“OUR HISTORY WILL NOT BE WHITE/CIS-WASHED. History classes throughout our nation have built a reputation of instructing young generations that white, straight, cis folks are the saviors and founders of this land. Wrong. We were taught that light-skinned people are the goal; the goal to assimilate to. Wrong. We were also rarely taught about queer history, but when we were, it probably revolved around white cis gay men. Wrong.”

Emmerich responded to the controversy stating, “I think we represented it very well[...] We have drag queens, lesbians, we have everything in the film because we wanted to portray a broader image of what ‘gay’ means.” His responds fail even more spectacularly when saying in a Facebook comment “We are all the same in our struggle for acceptance.”

No. We are not all equal in our struggle. People like Emmerich – cisgender, white people – are born into a world that gives them unqualified power. If you, Emmerich, cannot recognise that, you definitely should not be doing a movie about the most significant moments for transgender people of colour.


The extravagant pervert, legendary director John Waters has precious advices, indeed, such as: ‘If you go home with someone, and they don’t have any books, don’t fuck them.’ In an old interview dating back to February, 13 2014, when his exhibition at Sprüth Magers Berlin was going on, Waters talked about ‘finding friends, beating the bullies, taking drugs, parents, regrets and staying young’.

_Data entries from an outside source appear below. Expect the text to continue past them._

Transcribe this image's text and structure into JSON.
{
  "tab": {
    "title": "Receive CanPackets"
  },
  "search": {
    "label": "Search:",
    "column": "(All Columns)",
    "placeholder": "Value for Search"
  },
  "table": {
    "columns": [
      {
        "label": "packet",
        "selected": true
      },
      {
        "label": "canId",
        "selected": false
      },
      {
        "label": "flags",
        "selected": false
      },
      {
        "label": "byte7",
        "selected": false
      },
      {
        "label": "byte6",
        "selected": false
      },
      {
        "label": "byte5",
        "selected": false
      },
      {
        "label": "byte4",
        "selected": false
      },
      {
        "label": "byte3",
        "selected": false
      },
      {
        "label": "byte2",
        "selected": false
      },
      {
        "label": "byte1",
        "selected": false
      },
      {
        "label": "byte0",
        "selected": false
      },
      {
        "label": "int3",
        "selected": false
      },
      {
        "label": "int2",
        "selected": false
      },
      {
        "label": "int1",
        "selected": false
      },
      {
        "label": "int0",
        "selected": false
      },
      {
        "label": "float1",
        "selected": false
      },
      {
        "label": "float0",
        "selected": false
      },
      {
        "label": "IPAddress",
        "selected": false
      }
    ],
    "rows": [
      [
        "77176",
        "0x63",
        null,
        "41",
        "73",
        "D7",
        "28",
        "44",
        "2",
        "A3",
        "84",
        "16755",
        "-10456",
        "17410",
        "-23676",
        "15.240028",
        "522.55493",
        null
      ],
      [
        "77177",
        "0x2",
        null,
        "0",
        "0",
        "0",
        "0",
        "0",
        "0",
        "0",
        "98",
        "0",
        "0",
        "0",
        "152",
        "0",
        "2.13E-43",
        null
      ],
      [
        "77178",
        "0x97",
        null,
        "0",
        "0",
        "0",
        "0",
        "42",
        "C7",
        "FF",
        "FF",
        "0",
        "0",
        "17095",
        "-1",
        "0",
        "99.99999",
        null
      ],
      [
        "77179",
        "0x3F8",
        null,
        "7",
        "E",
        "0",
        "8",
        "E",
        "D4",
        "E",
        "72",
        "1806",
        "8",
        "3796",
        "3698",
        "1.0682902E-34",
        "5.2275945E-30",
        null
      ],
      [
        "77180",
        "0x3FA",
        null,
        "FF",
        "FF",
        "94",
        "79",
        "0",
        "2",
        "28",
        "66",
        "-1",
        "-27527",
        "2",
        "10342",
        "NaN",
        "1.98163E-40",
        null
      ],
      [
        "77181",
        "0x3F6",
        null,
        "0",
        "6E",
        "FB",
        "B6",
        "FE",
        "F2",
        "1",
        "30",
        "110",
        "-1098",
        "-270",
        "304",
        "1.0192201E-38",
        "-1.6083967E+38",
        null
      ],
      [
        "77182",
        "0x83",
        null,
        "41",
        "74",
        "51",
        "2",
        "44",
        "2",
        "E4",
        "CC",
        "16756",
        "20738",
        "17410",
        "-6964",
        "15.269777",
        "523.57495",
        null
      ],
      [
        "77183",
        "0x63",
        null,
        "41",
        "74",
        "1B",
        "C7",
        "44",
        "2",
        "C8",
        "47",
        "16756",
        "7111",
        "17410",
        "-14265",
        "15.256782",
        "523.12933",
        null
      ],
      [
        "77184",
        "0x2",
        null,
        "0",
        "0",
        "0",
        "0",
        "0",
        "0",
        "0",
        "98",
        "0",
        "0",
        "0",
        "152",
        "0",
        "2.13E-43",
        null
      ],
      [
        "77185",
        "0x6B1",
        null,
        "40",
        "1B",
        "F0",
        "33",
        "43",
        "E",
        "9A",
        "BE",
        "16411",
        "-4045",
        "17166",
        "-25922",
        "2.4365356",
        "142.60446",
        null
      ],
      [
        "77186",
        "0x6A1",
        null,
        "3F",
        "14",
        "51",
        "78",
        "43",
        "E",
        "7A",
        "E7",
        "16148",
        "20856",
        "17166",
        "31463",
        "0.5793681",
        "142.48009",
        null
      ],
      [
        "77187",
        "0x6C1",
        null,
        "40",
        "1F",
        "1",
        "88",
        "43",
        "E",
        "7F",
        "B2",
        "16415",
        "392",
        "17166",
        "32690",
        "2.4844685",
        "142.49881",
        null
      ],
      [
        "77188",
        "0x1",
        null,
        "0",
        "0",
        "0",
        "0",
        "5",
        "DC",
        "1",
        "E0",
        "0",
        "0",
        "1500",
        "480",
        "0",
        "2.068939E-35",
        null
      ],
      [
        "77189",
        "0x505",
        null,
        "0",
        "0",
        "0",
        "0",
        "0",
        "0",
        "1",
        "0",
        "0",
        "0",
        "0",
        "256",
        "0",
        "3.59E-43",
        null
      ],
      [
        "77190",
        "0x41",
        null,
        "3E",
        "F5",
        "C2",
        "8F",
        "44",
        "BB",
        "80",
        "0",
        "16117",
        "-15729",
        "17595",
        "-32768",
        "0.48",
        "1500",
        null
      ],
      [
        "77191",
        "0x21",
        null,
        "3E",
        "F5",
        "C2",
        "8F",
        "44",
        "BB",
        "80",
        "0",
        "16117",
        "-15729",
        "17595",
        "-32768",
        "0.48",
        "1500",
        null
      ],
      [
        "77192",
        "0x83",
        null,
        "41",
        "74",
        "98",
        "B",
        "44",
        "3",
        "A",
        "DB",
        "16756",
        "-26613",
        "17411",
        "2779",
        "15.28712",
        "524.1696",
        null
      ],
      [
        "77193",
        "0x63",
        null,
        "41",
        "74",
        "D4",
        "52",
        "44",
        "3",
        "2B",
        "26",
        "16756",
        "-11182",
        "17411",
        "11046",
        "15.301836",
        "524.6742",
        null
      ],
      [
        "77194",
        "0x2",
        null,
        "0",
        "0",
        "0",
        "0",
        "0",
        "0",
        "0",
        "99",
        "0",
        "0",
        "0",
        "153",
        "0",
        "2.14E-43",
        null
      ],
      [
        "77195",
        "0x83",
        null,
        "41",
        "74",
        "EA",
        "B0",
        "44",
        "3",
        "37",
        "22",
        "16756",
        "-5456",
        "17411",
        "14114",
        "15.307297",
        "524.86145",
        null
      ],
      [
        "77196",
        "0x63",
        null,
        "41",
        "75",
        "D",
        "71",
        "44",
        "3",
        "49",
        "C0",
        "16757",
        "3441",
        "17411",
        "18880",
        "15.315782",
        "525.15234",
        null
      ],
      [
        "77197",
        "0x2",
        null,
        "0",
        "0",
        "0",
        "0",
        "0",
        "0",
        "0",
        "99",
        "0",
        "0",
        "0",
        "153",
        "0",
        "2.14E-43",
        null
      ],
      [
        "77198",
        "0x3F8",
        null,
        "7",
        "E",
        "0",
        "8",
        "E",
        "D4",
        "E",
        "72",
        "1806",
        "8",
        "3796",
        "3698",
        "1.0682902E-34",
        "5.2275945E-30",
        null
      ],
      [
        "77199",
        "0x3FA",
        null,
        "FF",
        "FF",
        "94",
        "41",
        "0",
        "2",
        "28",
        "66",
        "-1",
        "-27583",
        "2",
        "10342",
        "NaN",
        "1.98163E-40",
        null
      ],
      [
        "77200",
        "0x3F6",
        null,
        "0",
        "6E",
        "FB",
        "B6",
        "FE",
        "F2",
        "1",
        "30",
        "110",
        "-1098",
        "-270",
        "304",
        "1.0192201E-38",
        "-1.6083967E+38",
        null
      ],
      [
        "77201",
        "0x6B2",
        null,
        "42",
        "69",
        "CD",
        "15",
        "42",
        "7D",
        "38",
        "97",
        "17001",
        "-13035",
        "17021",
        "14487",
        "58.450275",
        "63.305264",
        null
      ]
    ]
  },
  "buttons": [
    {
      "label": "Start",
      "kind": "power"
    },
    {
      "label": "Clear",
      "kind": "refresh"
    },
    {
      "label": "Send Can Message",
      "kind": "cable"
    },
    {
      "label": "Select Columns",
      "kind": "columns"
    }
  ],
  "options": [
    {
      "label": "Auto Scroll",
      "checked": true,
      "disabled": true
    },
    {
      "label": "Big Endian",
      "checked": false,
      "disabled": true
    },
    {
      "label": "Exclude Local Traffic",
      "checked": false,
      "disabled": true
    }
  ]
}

‘I have youth spies, people that report to me and I give them poppers for good information. But mostly I’m still interested in life. I don’t think it was better when I was young. I think the kids that are 15 and getting into trouble are having as much fun as I did. So I’m still curious. I don’t have fear of flying. I have fear of not flying. Always thinking that tomorrow is going to be better than yesterday.’